By Rocio Arango Giraldo
Colombia: All meetings about social policy are always full of women in attendance. In each one of the neighborhoods from Latin America, the women are the leaders of the community organizations.
But this potential for building networks and links for development has been lost because the “handbags and skirts” members of the population haven’t taken control of the Congressional palaces or Majority Houses.
Affirming roles for female political participation is a signature of progress for women and governments in every place of the world. When I started to participate in politics as a member of the Conservative Party, I had to ask, “Why hasn’t Colombia had a woman President?
To help this situation, organizations like FESCOL, NDI, GTZ and other foundations that work for political participation are promoting a campaign dedicated to increasing the feminine presence in Congress and local administrations. The campaign is called “More Women, More Politics.”

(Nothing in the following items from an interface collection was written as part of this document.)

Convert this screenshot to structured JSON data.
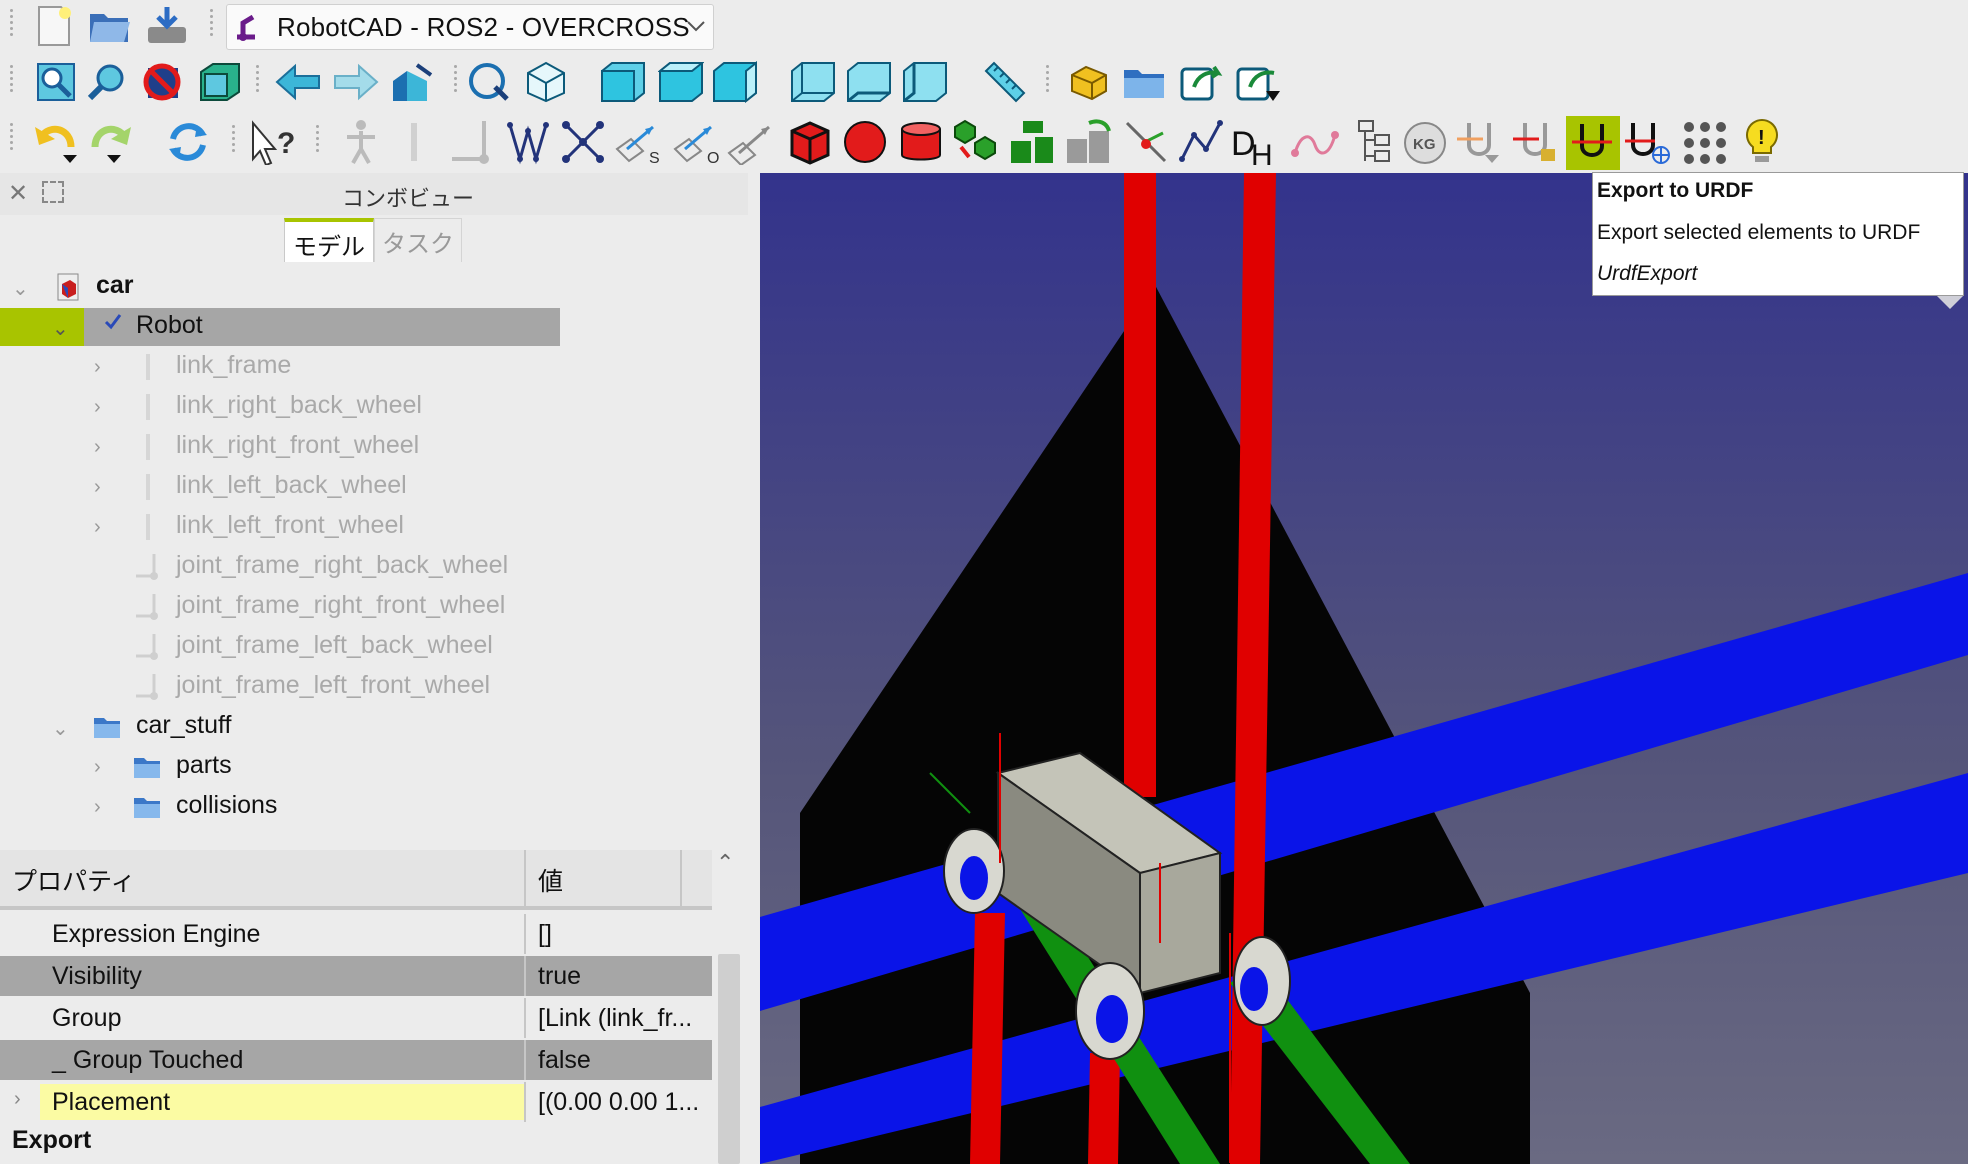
{
  "workbench": {
    "name": "RobotCAD - ROS2 - OVERCROSS"
  },
  "combo_view": {
    "title": "コンボビュー",
    "tabs": [
      {
        "label": "モデル"
      },
      {
        "label": "タスク"
      }
    ]
  },
  "tree": {
    "root": "car",
    "robot": "Robot",
    "links": [
      "link_frame",
      "link_right_back_wheel",
      "link_right_front_wheel",
      "link_left_back_wheel",
      "link_left_front_wheel"
    ],
    "joints": [
      "joint_frame_right_back_wheel",
      "joint_frame_right_front_wheel",
      "joint_frame_left_back_wheel",
      "joint_frame_left_front_wheel"
    ],
    "group": "car_stuff",
    "subgroups": [
      "parts",
      "collisions"
    ]
  },
  "properties": {
    "header_name": "プロパティ",
    "header_value": "値",
    "rows": [
      {
        "name": "Expression Engine",
        "value": "[]"
      },
      {
        "name": "Visibility",
        "value": "true"
      },
      {
        "name": "Group",
        "value": "[Link (link_fr..."
      },
      {
        "name": "_ Group Touched",
        "value": "false"
      },
      {
        "name": "Placement",
        "value": "[(0.00 0.00 1..."
      }
    ],
    "section": "Export"
  },
  "tooltip": {
    "title": "Export to URDF",
    "description": "Export selected elements to URDF",
    "command": "UrdfExport"
  },
  "toolbar_icons": {
    "row1": [
      "new-document-icon",
      "open-folder-icon",
      "save-icon",
      "undo-icon",
      "redo-icon",
      "refresh-icon",
      "whats-this-icon"
    ],
    "highlighted": "export-urdf-icon"
  },
  "colors": {
    "accent": "#a8c400",
    "tree_selection": "#a6a6a6",
    "placement_highlight": "#fbfba3",
    "viewport_top": "#33338c",
    "axis_red": "#e00000",
    "axis_green": "#109010",
    "axis_blue": "#0a14e8"
  }
}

The campaign’s objective is to generate conditions for the inclusion of women. So, meetings are created with women from every Colombian political party. In my party, the women of every region of the country that comprise the Women’s Organization of the Conservative Woman, meet among ourselves to think about the gender focus of the Party, the time between now and the next elections and to design a work plan that guarantees the inclusion of women in the party dynamic.
One of the ways to promote feminine political participation is through “Laws of Cuots,” an affirmative action based on the principle of “treating the inequality of vulnerable people.”
The Law of Couts establishes that a certain percentage of women should be present in administrations. In Colombia, the Cuot is 30% of the positions in public administrations and political organizations are filled by women but only 12% of the Congress are women. The situation is similar in other Latin countries.
So, how can a democracy be built in Latin America if women are 52% of the population but don’t have a real representative presence in politics? I think that the statistics show that women don’t vote or support other women.
I think that we are very preoccupied with demonstrating to society that we can run for political office but we have to remember that we also have to increase our gender participation.
We must ask ourselves, “When we think of gender, is it only a concept that means to be different from men?” Gender refers to the social construction around the role of women and men in society and it is necessary when thinking about the policies to focus on gender.
However, all the talk of gender doesn’t involve negating the meaning of males. The Feminine Majority incorporates the lessons of tolerance of other people so that we may work together as women to win social and political positions.
Learn more about RocÃo:
RocÃo Arango Giraldo is 22-years-old and lives in MedellÃn Colombia. She studied Political Science at the National University of Colombia, Public Management in the Technology Institute of Monterrey in MÃ©xico and Policy Networks at National University of Litoral (Argentina).
She is a member of the Colombian Conservative Party, and has written for such prestigious Colombian publications as El Colombiano, El Tiempo and others. But something she is most proud of is her advocacy for people with disabilities: “I fight for the rights of disabled persons like me.”
RocÃo works in the Technology Science Park of Antioquia.